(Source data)
=======
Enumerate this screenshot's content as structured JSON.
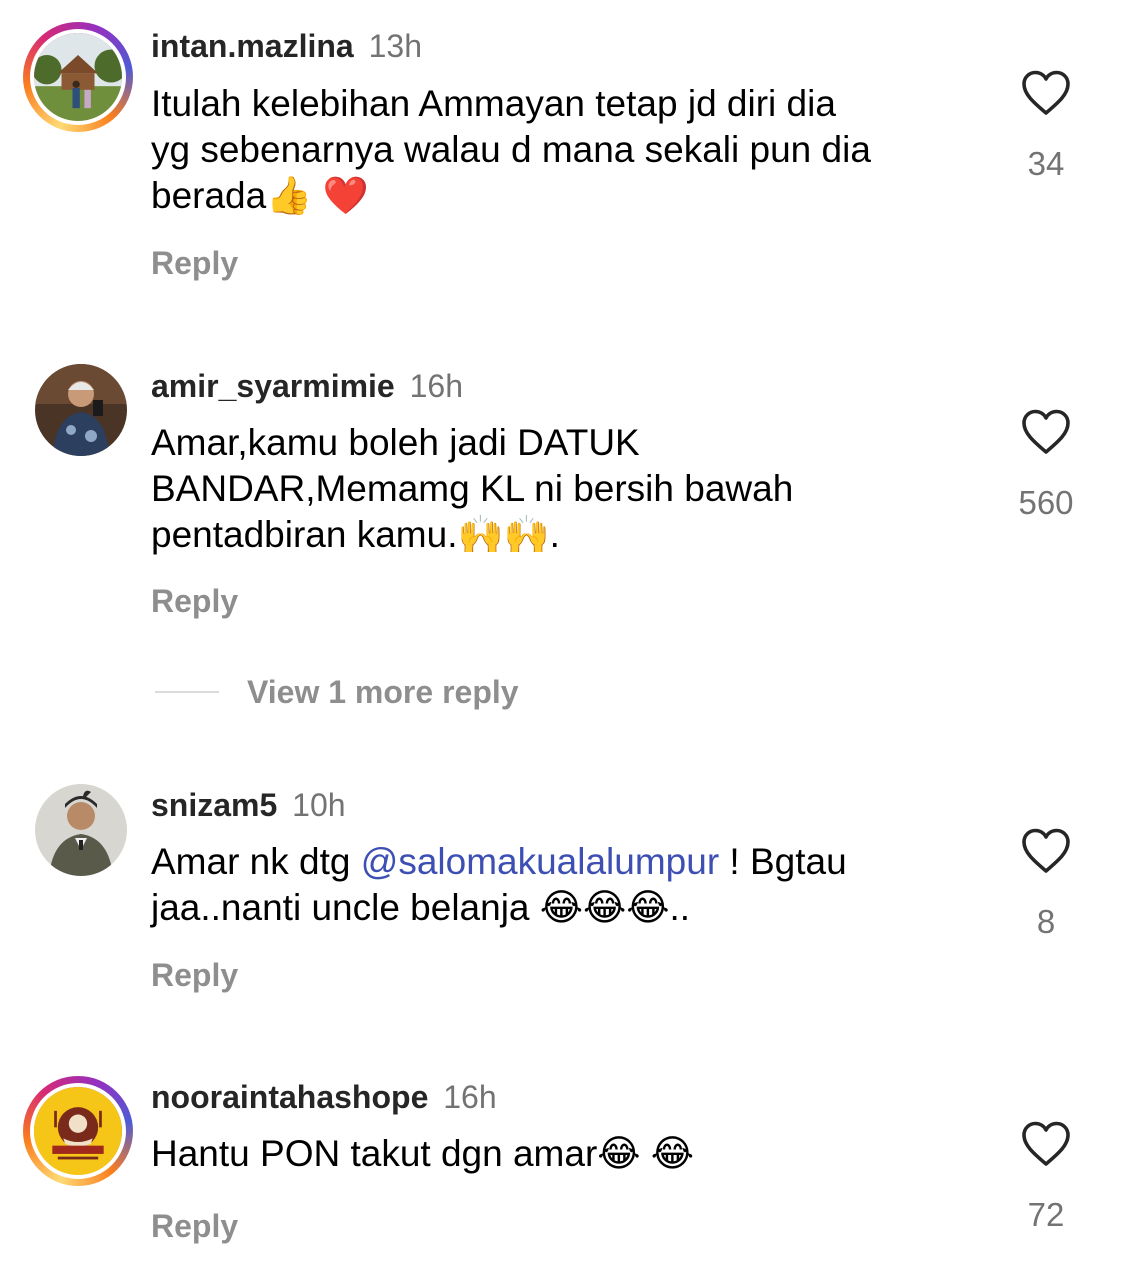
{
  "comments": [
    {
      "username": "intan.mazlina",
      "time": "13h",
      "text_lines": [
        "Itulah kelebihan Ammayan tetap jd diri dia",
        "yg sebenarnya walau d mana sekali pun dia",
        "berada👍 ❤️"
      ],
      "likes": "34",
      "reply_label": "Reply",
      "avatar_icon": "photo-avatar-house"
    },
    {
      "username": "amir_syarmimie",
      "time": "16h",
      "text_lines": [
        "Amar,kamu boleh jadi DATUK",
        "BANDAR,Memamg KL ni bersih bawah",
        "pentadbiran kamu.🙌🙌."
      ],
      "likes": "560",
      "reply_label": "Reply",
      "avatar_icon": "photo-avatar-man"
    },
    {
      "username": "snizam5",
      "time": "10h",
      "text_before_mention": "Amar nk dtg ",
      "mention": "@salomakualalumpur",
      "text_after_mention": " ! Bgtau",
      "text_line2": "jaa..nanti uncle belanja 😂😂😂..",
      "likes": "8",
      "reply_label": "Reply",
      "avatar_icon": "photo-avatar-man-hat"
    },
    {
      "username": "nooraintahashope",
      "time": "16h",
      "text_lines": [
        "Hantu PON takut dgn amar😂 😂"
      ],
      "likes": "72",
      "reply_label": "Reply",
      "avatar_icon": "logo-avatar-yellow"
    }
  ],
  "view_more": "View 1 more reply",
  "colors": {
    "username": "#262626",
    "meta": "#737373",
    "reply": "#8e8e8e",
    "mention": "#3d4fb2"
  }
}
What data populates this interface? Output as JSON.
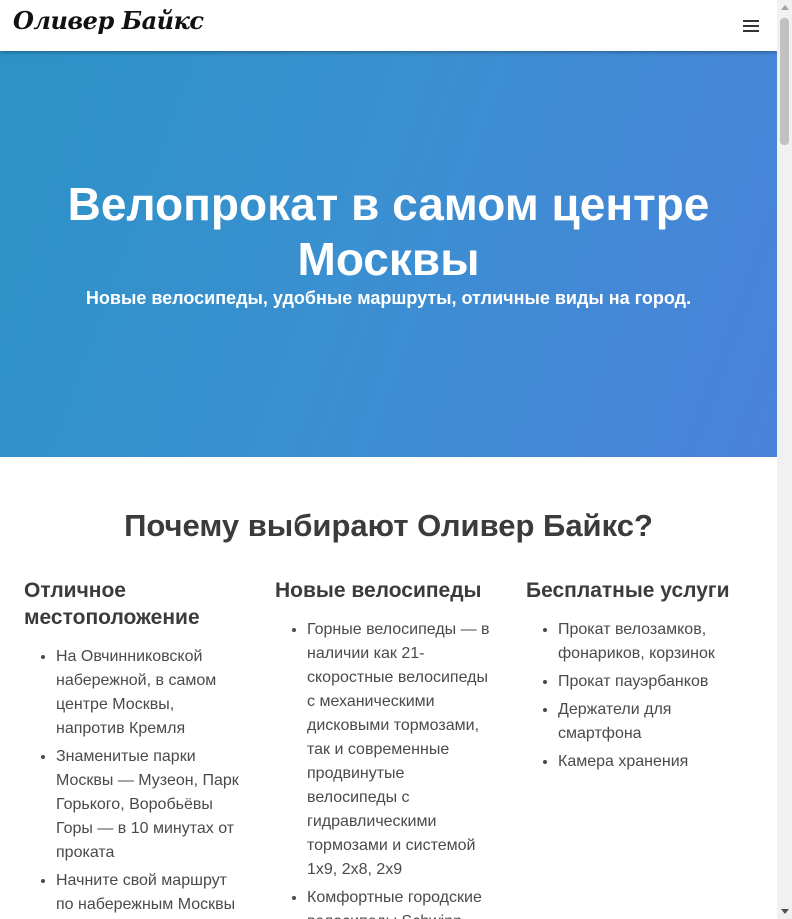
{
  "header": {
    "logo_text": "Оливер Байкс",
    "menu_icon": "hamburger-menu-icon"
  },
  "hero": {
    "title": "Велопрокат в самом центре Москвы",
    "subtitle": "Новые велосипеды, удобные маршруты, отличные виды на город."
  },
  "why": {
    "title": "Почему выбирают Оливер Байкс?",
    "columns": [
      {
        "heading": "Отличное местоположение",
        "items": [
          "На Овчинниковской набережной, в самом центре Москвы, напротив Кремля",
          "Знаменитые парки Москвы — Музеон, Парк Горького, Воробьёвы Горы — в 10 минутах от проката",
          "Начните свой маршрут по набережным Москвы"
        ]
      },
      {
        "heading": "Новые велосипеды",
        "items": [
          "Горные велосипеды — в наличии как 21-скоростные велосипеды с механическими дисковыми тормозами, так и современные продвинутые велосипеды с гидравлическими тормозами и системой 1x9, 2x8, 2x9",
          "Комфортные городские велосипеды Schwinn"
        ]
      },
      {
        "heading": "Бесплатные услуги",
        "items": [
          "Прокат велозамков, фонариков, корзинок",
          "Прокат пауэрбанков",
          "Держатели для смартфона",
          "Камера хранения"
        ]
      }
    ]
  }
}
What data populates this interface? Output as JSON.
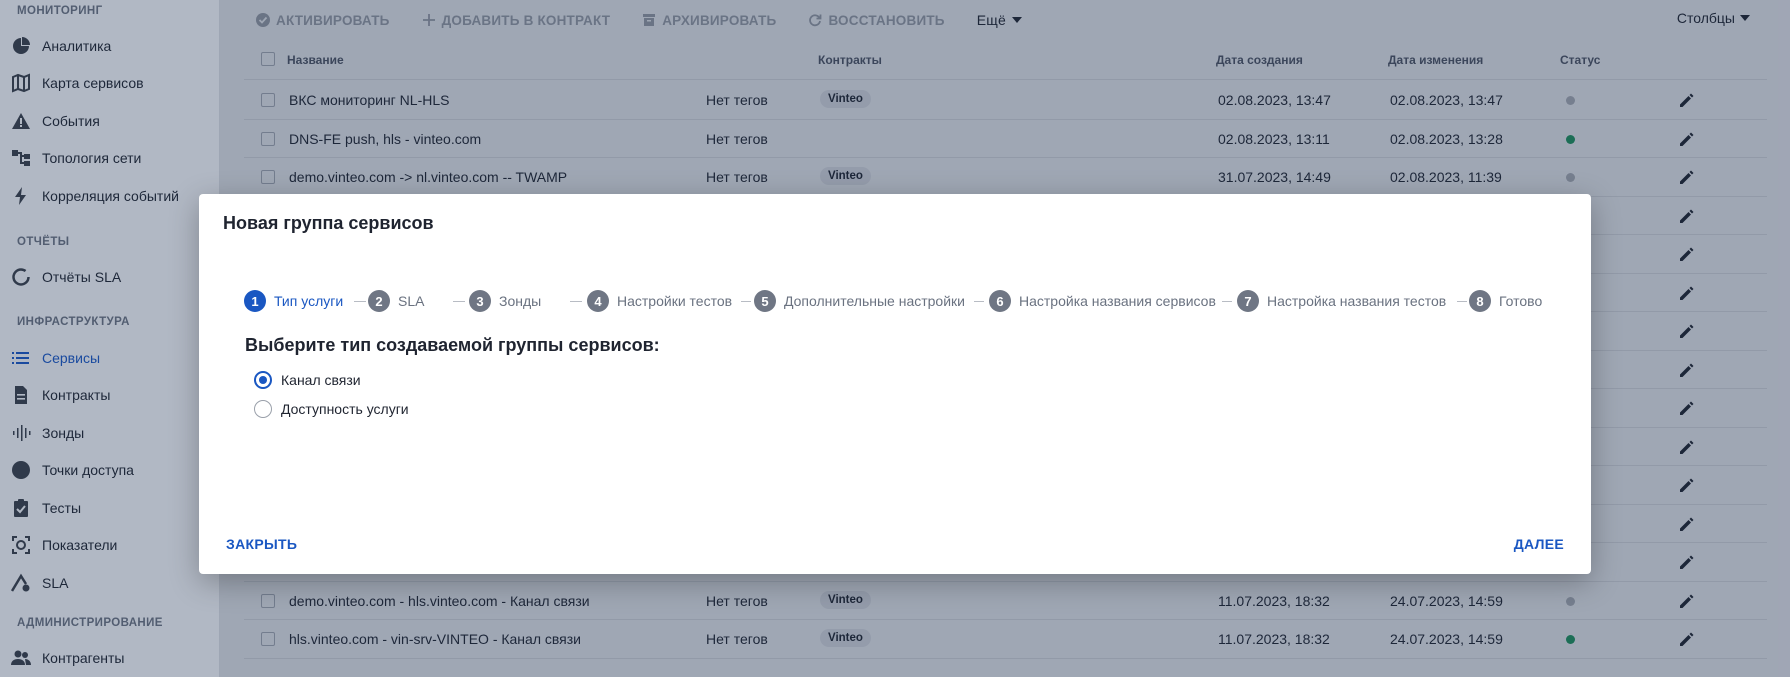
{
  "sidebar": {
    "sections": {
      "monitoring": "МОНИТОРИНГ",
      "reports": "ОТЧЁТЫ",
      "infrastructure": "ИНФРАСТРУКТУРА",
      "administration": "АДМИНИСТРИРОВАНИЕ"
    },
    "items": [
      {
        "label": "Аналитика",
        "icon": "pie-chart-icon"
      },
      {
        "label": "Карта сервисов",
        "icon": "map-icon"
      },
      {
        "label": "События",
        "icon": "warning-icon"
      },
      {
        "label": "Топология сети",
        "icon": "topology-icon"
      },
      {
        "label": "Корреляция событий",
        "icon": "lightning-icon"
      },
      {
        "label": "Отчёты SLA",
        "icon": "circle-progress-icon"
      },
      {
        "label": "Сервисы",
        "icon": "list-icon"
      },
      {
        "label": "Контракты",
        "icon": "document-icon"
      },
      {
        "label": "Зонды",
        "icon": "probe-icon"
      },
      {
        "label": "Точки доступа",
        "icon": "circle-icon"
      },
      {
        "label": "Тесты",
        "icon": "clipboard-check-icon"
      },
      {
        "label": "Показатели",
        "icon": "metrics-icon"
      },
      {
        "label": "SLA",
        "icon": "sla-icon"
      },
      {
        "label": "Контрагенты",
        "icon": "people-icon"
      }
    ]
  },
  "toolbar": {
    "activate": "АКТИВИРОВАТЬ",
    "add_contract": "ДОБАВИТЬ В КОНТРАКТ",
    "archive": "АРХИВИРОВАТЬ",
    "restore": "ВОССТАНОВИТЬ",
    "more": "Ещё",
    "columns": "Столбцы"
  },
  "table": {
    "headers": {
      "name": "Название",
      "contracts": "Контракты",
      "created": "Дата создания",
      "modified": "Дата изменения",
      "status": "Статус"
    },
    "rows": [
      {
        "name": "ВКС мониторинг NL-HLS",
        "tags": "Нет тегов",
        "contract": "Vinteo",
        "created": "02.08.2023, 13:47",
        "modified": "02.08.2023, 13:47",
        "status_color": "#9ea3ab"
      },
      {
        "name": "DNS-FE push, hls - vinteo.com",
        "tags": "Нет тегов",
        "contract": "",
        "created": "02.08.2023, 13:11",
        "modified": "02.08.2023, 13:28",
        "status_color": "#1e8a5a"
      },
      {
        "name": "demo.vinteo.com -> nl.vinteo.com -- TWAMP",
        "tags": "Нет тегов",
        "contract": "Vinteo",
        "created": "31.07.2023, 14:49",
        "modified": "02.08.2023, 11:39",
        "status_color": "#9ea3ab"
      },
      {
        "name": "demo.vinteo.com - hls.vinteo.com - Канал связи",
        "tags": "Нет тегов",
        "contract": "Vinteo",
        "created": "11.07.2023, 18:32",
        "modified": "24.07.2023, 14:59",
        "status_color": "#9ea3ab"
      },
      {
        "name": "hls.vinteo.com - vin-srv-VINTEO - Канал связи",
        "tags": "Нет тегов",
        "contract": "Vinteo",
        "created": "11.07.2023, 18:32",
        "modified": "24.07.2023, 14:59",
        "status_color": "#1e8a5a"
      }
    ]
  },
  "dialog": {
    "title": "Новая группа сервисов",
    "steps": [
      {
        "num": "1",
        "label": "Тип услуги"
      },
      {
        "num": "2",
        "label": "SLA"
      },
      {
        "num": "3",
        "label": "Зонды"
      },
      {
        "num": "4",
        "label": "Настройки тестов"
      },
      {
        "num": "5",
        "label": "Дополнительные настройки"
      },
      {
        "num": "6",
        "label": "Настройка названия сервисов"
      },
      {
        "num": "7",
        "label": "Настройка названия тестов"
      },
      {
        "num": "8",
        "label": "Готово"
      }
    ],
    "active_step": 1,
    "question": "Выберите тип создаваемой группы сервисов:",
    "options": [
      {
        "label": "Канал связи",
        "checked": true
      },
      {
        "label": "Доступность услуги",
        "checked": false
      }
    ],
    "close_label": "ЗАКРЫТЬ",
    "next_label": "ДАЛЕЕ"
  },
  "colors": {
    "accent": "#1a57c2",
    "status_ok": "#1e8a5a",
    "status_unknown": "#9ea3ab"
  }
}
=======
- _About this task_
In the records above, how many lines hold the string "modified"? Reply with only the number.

- _Exercise response_
6